Learning to fly.
Lesson Fifteen; Crosswind Landings.

Crosswind Landings.
In the early years aerodromes were big fields with circles in their centres. Arriving overhead the pilot would look at the windsock and land directly into the wind keeping the circle on the left and then turning left to clear the landing area after landing.
Winter weather would make a lot of these aerodromes soggy and unserviceable and so someone had the brilliant idea to use concrete and tarmac as landing surfaces. This stuff is expensive and so they'd only use a strip of it here and there across the aerodrome and these were called runways. With the invention of the runway the crosswind was invented, as was the rotating tailskid (tailwheel), and brakes had to be fitted to aeroplanes. The whole thing became more expensive, and in a lot of places landing fees began to be charged!

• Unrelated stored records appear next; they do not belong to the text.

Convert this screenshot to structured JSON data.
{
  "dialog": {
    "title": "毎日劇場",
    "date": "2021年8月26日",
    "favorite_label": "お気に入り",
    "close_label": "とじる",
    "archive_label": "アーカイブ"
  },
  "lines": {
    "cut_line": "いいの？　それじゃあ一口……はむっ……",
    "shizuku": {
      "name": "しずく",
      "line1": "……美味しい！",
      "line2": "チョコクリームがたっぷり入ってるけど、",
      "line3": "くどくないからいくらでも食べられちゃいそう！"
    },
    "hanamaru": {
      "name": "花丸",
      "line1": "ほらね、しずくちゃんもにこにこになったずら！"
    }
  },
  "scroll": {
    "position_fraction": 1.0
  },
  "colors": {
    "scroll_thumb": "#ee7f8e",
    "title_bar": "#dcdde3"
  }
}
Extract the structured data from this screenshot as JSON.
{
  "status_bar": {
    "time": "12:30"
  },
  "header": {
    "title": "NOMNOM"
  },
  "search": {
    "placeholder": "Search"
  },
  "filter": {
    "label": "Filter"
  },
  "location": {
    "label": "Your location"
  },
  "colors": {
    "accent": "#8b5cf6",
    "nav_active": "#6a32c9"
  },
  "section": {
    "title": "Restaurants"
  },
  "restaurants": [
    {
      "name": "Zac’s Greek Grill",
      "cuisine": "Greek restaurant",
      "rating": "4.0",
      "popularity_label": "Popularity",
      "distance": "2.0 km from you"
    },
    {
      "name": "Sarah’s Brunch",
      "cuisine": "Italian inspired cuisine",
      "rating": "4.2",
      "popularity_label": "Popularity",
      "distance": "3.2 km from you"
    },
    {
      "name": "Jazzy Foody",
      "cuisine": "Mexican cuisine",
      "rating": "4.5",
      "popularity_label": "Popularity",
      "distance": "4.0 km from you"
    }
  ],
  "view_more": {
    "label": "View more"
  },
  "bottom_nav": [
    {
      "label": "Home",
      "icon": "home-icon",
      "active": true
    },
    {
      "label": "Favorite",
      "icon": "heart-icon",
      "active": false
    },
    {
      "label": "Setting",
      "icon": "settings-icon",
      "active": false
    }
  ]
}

Pilots had to learn to cope with the new phenomenon, and trainee pilots suddenly needed ten hours to go solo!

There I was...

Returning to Blackbushe in the Jodel one windy day. The demonstrated 90degree crosswind component for the Jodel 1050 is 8 Knots! The wind was gusty (25G35) between 08 and 13 and so I did an approach for both these runways at the same time while watching the windsock back and veer. On short final I chose 13, flared and kicked it straight (crab method), the wheels contacted the ground smoothly and we rolled to the exit... Turning downwind on the taxyway I had the stick hard back and so suddenly the tail lifted! I immediately stuck the stick forward and the tail dropped back down again without touching the propeller on the ground. The correct deflection of the controls in strong winds is so very important.

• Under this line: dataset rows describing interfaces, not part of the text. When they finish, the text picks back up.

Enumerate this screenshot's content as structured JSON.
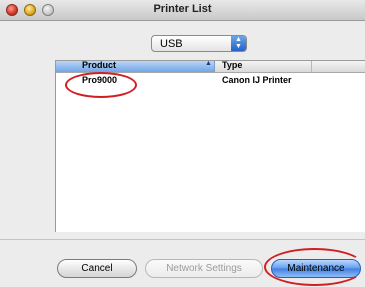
{
  "window": {
    "title": "Printer List"
  },
  "port_select": {
    "value": "USB",
    "icon": "updown-arrows-icon"
  },
  "list": {
    "columns": [
      {
        "label": "Product",
        "sort_icon": "sort-ascending-icon"
      },
      {
        "label": "Type"
      }
    ],
    "rows": [
      {
        "product": "Pro9000",
        "type": "Canon IJ Printer"
      }
    ]
  },
  "buttons": {
    "cancel": "Cancel",
    "network_settings": "Network Settings",
    "maintenance": "Maintenance"
  },
  "colors": {
    "selected_header": "#6fa6e6",
    "default_button": "#3f7fe0",
    "annotation": "#d01f22"
  }
}
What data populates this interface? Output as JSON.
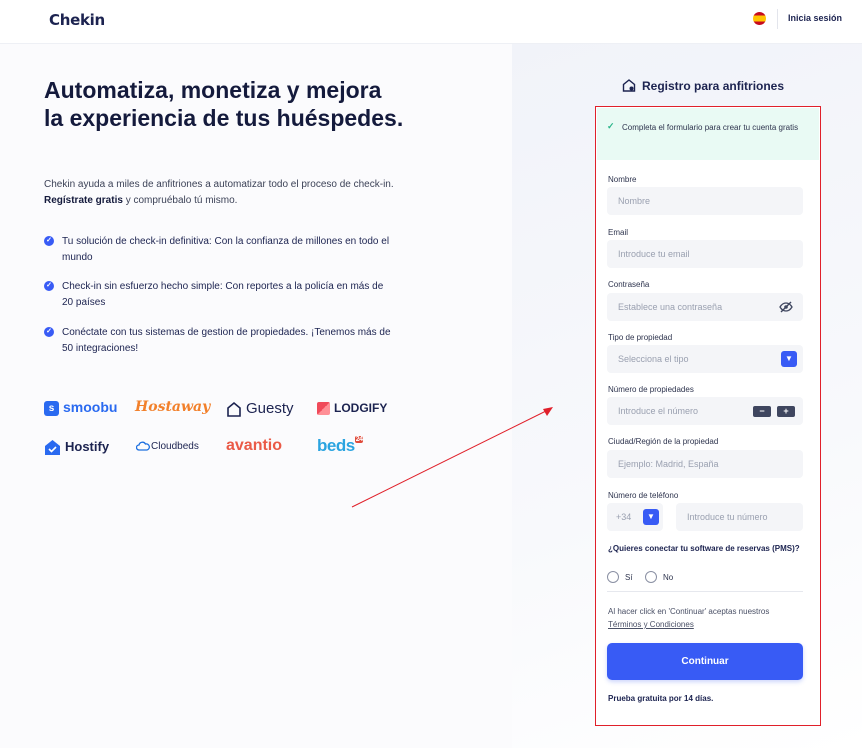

Crosswind approach and landing

There are two methods of crosswind approach: Crab and the Wing Low, Side Slip.

Crab.

For this approach we use the same method for drift correction as we do for each of the legs in the circuit, we point the nose a little into the wind and maintain wings level. Look for the point of zero movement in the windscreen (aiming point), this is your track across the ground.
We maintain this 'crab' until just before the wheels contact the ground, at this point we must kick off the drift so that the wheels are aligned with the runway. Look well ahead and use the rudder to rapidly align the nose with the runway.
A bit of into wind aileron is useful here much as we would use it during taxiing with a strong crosswind. This method works for all aeroplanes, 747’s use it!

Side Slip

In the slipping lesson we learn how to keep the aeroplane tracking along a road with a crosswind by banking into the wind and holding direction with the rudder, this is precisely what we will be doing.
The side slip is maintained throughout the flare and the hold off and the aeroplane is landed on the into wind main wheel only. To do this manoeuvre roll the wings into the wind while maintaining your heading using the rudder until the the drift is observed to stop. Too much bank and the aeroplane with move into the wind, too little and you'll drift with the wind. I see most people using dramatic amounts of bank to combat small breezes; don't do this, it's not necessary, use as much as is needed and only that much.
The aeroplane is in a slip, and the slip is used to lose excess height, so in a power off situation you'll lose height more rapidly. If you need to do a crosswind landing following an engine failure I suggest that the crab method is used until you've made the field.

Really strong, gusting crosswinds...

...can really make your landing approach tough. Be aware of wind shear, this is where the friction of the surface causes a reduction in the wind speed as you descend, so maintain a nose attitude that will ensure that you can maintain control of the aeroplane; avoid chasing the airspeed indicator.
In this situation I prefer to crab so far as I know I can kick it straight, and then I sideslip as well. The reduction in wind speed close to the ground is usually enough for me to remove the sideslip leaving only the crab. When I learned in England on Cessna 150's the crab was the preferred method, and the sideslip was taught as an exercise. In North American the sideslip is taught first and the crab method is largely ignored... until they get into the twin and fly an ILS!

Next: Lesson 16.

Michael Peare 2002